WHEN COUNT AND Countess Sternberg fled Czechoslovakia as the Communists came to power in 1948, their departure had a certain old-world charm. Her lover arranged their escape to the United States and his mistress followed just behind. It was a lucky break that Countess Sternberg's dear friend and protector happened to be the American ambassador in Prague, Laurence Steinhardt. He spirited the Sternbergs to freedom, their young daughter and three family paintings - Old Masters which helped support them as hard-pressed refugees.#TWhen they escaped, the Strenbergs left behind forever a life of balls, shoots (11,000 pheasants felled in one day) and house parties. Castolovice, their main residence outside Prague, was so big Cecilia never did count all the rooms (there were more than 30 just for guests.) Theirs was a rarefield existence. They were dues-paying members of the titled aristocracy of Central Europe, an exotic club in which everyone was related.

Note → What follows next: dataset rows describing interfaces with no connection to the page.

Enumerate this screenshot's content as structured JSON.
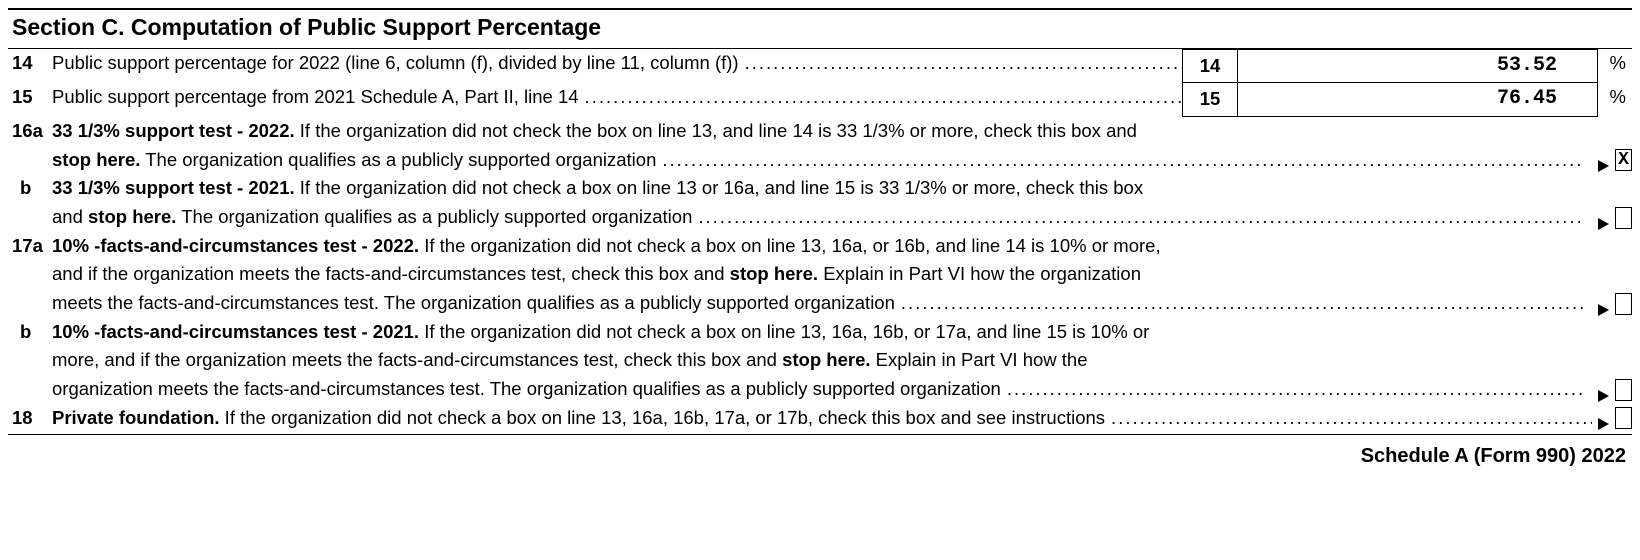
{
  "section_title": "Section C. Computation of Public Support Percentage",
  "line14": {
    "num": "14",
    "text": "Public support percentage for 2022 (line 6, column (f), divided by line 11, column (f))",
    "box": "14",
    "value": "53.52",
    "pct": "%"
  },
  "line15": {
    "num": "15",
    "text": "Public support percentage from 2021 Schedule A, Part II, line 14",
    "box": "15",
    "value": "76.45",
    "pct": "%"
  },
  "line16a": {
    "num": "16a",
    "bold1": "33 1/3% support test - 2022.",
    "text1": " If the organization did not check the box on line 13, and line 14 is 33 1/3% or more, check this box and",
    "bold2": "stop here.",
    "text2": " The organization qualifies as a publicly supported organization",
    "checked": "X"
  },
  "line16b": {
    "label": "b",
    "bold1": "33 1/3% support test - 2021.",
    "text1": " If the organization did not check a box on line 13 or 16a, and line 15 is 33 1/3% or more, check this box",
    "text2a": "and ",
    "bold2": "stop here.",
    "text2b": " The organization qualifies as a publicly supported organization",
    "checked": ""
  },
  "line17a": {
    "num": "17a",
    "bold1": "10% -facts-and-circumstances test - 2022.",
    "text1": " If the organization did not check a box on line 13, 16a, or 16b, and line 14 is 10% or more,",
    "text2a": "and if the organization meets the facts-and-circumstances test, check this box and ",
    "bold2": "stop here.",
    "text2b": " Explain in Part VI how the organization",
    "text3": "meets the facts-and-circumstances test. The organization qualifies as a publicly supported organization",
    "checked": ""
  },
  "line17b": {
    "label": "b",
    "bold1": "10% -facts-and-circumstances test - 2021.",
    "text1": " If the organization did not check a box on line 13, 16a, 16b, or 17a, and line 15 is 10% or",
    "text2a": "more, and if the organization meets the facts-and-circumstances test, check this box and ",
    "bold2": "stop here.",
    "text2b": " Explain in Part VI how the",
    "text3": "organization meets the facts-and-circumstances test. The organization qualifies as a publicly supported organization",
    "checked": ""
  },
  "line18": {
    "num": "18",
    "bold1": "Private foundation.",
    "text1": " If the organization did not check a box on line 13, 16a, 16b, 17a, or 17b, check this box and see instructions",
    "checked": ""
  },
  "footer": "Schedule A (Form 990) 2022"
}
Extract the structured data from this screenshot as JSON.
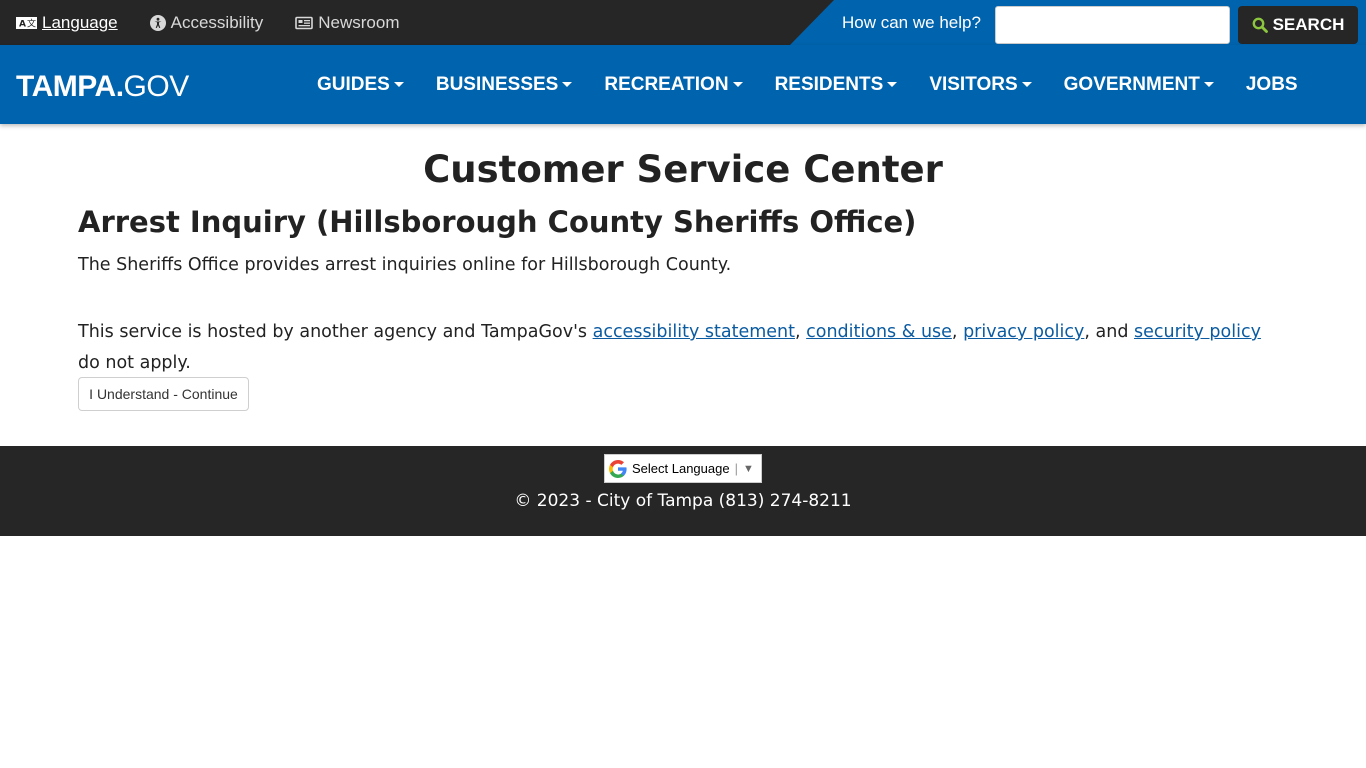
{
  "utility": {
    "language": "Language",
    "accessibility": "Accessibility",
    "newsroom": "Newsroom",
    "search_label": "How can we help?",
    "search_value": "",
    "search_button": "SEARCH"
  },
  "logo": {
    "part1": "TAMPA.",
    "part2": "GOV"
  },
  "nav": {
    "items": [
      "GUIDES",
      "BUSINESSES",
      "RECREATION",
      "RESIDENTS",
      "VISITORS",
      "GOVERNMENT",
      "JOBS"
    ]
  },
  "content": {
    "title": "Customer Service Center",
    "subtitle": "Arrest Inquiry (Hillsborough County Sheriffs Office)",
    "description": "The Sheriffs Office provides arrest inquiries online for Hillsborough County.",
    "notice_prefix": "This service is hosted by another agency and TampaGov's ",
    "link_accessibility": "accessibility statement",
    "sep1": ", ",
    "link_conditions": "conditions & use",
    "sep2": ", ",
    "link_privacy": "privacy policy",
    "sep3": ", and ",
    "link_security": "security policy",
    "notice_suffix": " do not apply.",
    "continue_button": "I Understand - Continue"
  },
  "footer": {
    "select_language": "Select Language",
    "copyright": "© 2023 - City of Tampa (813) 274-8211"
  },
  "colors": {
    "brand_blue": "#0063ad",
    "dark_bar": "#262626",
    "link": "#0b5ba1"
  }
}
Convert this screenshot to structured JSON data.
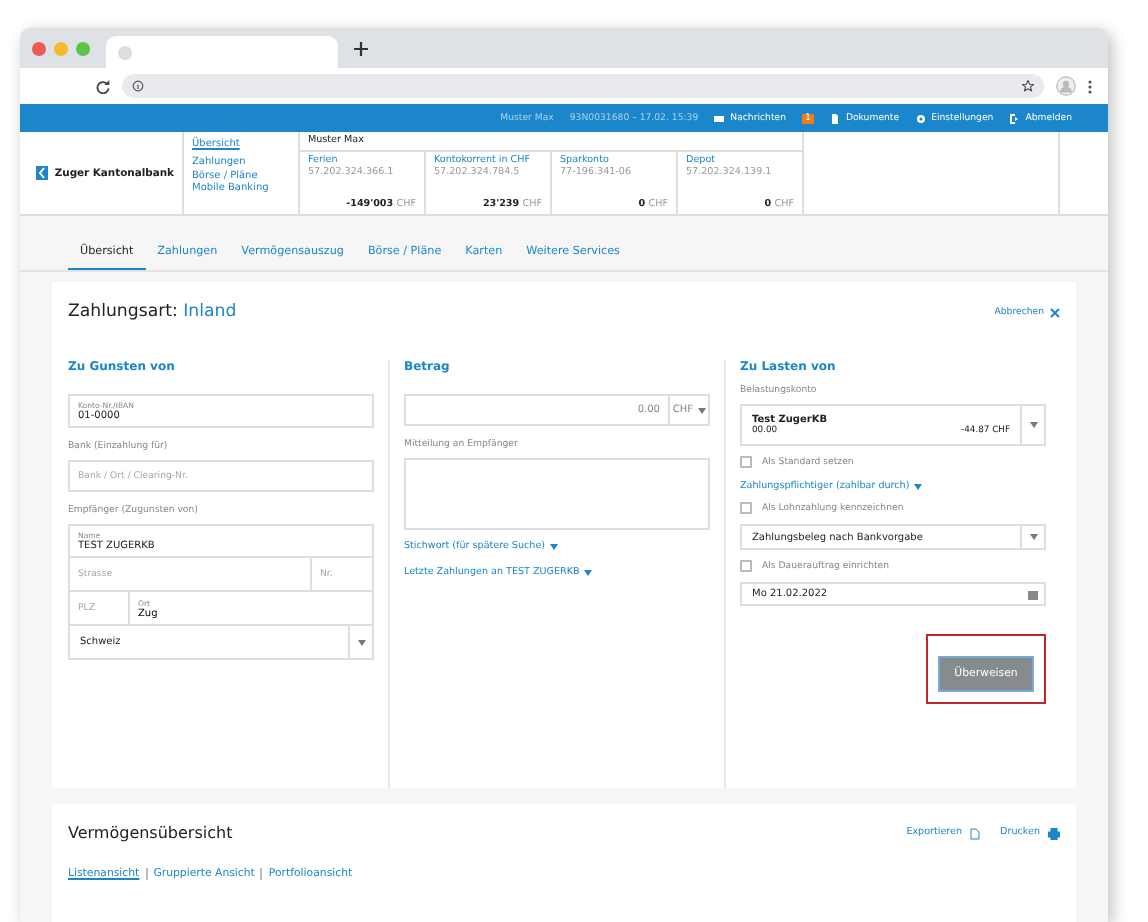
{
  "topbar": {
    "user": "Muster Max",
    "session": "93N0031680 – 17.02. 15:39",
    "links": [
      {
        "kind": "mail",
        "label": "Nachrichten",
        "badge": "1"
      },
      {
        "kind": "doc",
        "label": "Dokumente"
      },
      {
        "kind": "gear",
        "label": "Einstellungen"
      },
      {
        "kind": "logout",
        "label": "Abmelden"
      }
    ]
  },
  "bank": {
    "logo": "Zuger Kantonalbank",
    "menu": [
      {
        "label": "Übersicht",
        "selected": true
      },
      {
        "label": "Zahlungen",
        "selected": false
      },
      {
        "label": "Börse / Pläne",
        "selected": false
      },
      {
        "label": "Mobile Banking",
        "selected": false
      }
    ],
    "owner": "Muster Max",
    "accounts": [
      {
        "name": "Ferien",
        "number": "57.202.324.366.1",
        "amount": "-149'003",
        "currency": "CHF"
      },
      {
        "name": "Kontokorrent in CHF",
        "number": "57.202.324.784.5",
        "amount": "23'239",
        "currency": "CHF"
      },
      {
        "name": "Sparkonto",
        "number": "77-196.341-06",
        "amount": "0",
        "currency": "CHF"
      },
      {
        "name": "Depot",
        "number": "57.202.324.139.1",
        "amount": "0",
        "currency": "CHF"
      }
    ]
  },
  "tabs": [
    {
      "label": "Übersicht",
      "selected": true
    },
    {
      "label": "Zahlungen",
      "selected": false
    },
    {
      "label": "Vermögensauszug",
      "selected": false
    },
    {
      "label": "Börse / Pläne",
      "selected": false
    },
    {
      "label": "Karten",
      "selected": false
    },
    {
      "label": "Weitere Services",
      "selected": false
    }
  ],
  "payment": {
    "title": "Zahlungsart:",
    "type": "Inland",
    "cancel": "Abbrechen",
    "beneficiary": {
      "heading": "Zu Gunsten von",
      "account_label": "Konto-Nr./IBAN",
      "account_value": "01-0000",
      "bank_label": "Bank (Einzahlung für)",
      "bank_placeholder": "Bank / Ort / Clearing-Nr.",
      "recipient_label": "Empfänger (Zugunsten von)",
      "name_label": "Name",
      "name_value": "TEST ZUGERKB",
      "street_placeholder": "Strasse",
      "number_placeholder": "Nr.",
      "zip_placeholder": "PLZ",
      "city_label": "Ort",
      "city_value": "Zug",
      "country": "Schweiz"
    },
    "amount": {
      "heading": "Betrag",
      "value": "0.00",
      "currency": "CHF",
      "message_label": "Mitteilung an Empfänger",
      "links": [
        "Stichwort (für spätere Suche)",
        "Letzte Zahlungen an TEST ZUGERKB"
      ]
    },
    "debit": {
      "heading": "Zu Lasten von",
      "account_label": "Belastungskonto",
      "account_name": "Test ZugerKB",
      "account_number": "00.00",
      "account_balance": "-44.87 CHF",
      "options": [
        {
          "kind": "checkbox",
          "label": "Als Standard setzen",
          "checked": false
        },
        {
          "kind": "link",
          "label": "Zahlungspflichtiger (zahlbar durch)"
        },
        {
          "kind": "checkbox",
          "label": "Als Lohnzahlung kennzeichnen",
          "checked": false
        },
        {
          "kind": "select",
          "label": "Zahlungsbeleg nach Bankvorgabe"
        },
        {
          "kind": "checkbox",
          "label": "Als Dauerauftrag einrichten",
          "checked": false
        },
        {
          "kind": "date",
          "label": "Mo  21.02.2022"
        }
      ],
      "submit": "Überweisen",
      "submit_highlighted": true
    }
  },
  "overview": {
    "title": "Vermögensübersicht",
    "actions": [
      {
        "kind": "export",
        "label": "Exportieren"
      },
      {
        "kind": "print",
        "label": "Drucken"
      }
    ],
    "views": [
      {
        "label": "Listenansicht",
        "selected": true
      },
      {
        "label": "Gruppierte Ansicht",
        "selected": false
      },
      {
        "label": "Portfolioansicht",
        "selected": false
      }
    ]
  }
}
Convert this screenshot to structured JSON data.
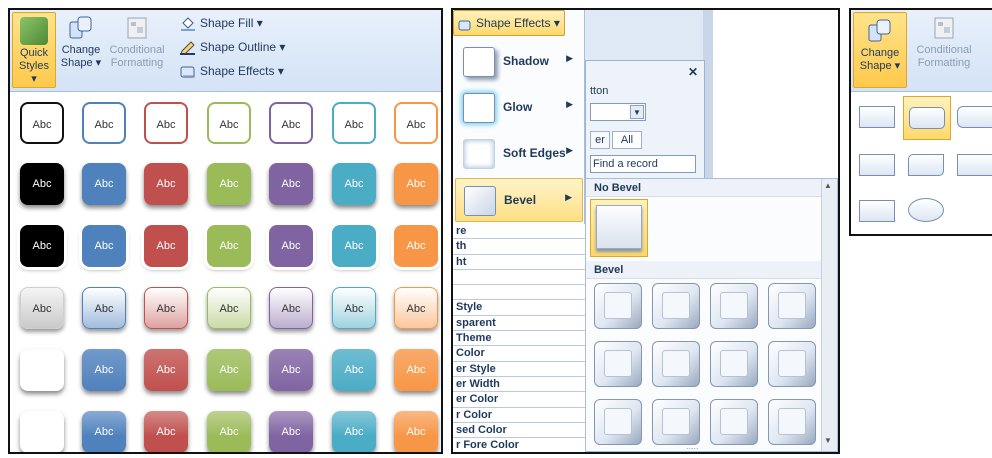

Life as Czech refugees in New York was another, and not so cozy, story. Cecilia and Leopold were soon bunking in obscure hotels, and cadging off old friends: George Kennan put them up for an entire summer at his farm in Pennsylvania; Mrs. Harrison Williams (of the Best Dressed List) gave Cecilia her cast-off clothes.

The Sternbergs faced their setbacks with singular good humor. They confronted dwindling funds, misadventures and bad investments with much amusement and no shame. "We thought it all rather a joke," says the countess. To be sure, they kept their spirits up with quite a lot of the hard stuff - slivovice at first, then whiskey, and finally a gallon of cheap California wine a day by the time they bottomed out - in their own special way - in St. Petersburg, Florida in 1952. There, the Countess sold homemade jewelry on the waterfront while the count sat in his underwear on the porch of their cottage (of course, it was on the wrong side of town) drinking wine andreading the Constitution of the United States.

Countess Sternberg credits their survival to the kindness of friends. Certainly the Old Count Network came in handy. (Their eventual salvation was provided by a rich Austrian friend who set them up as innkeepers in Jamaica.) But it is the unexpected modesty and good temper of this pair - and Cecilia Sternberg's breathtaking frankness in reporting their missteps, humiliations and little shortcomings - that make this a diverting story which keeps you reading straight to the end.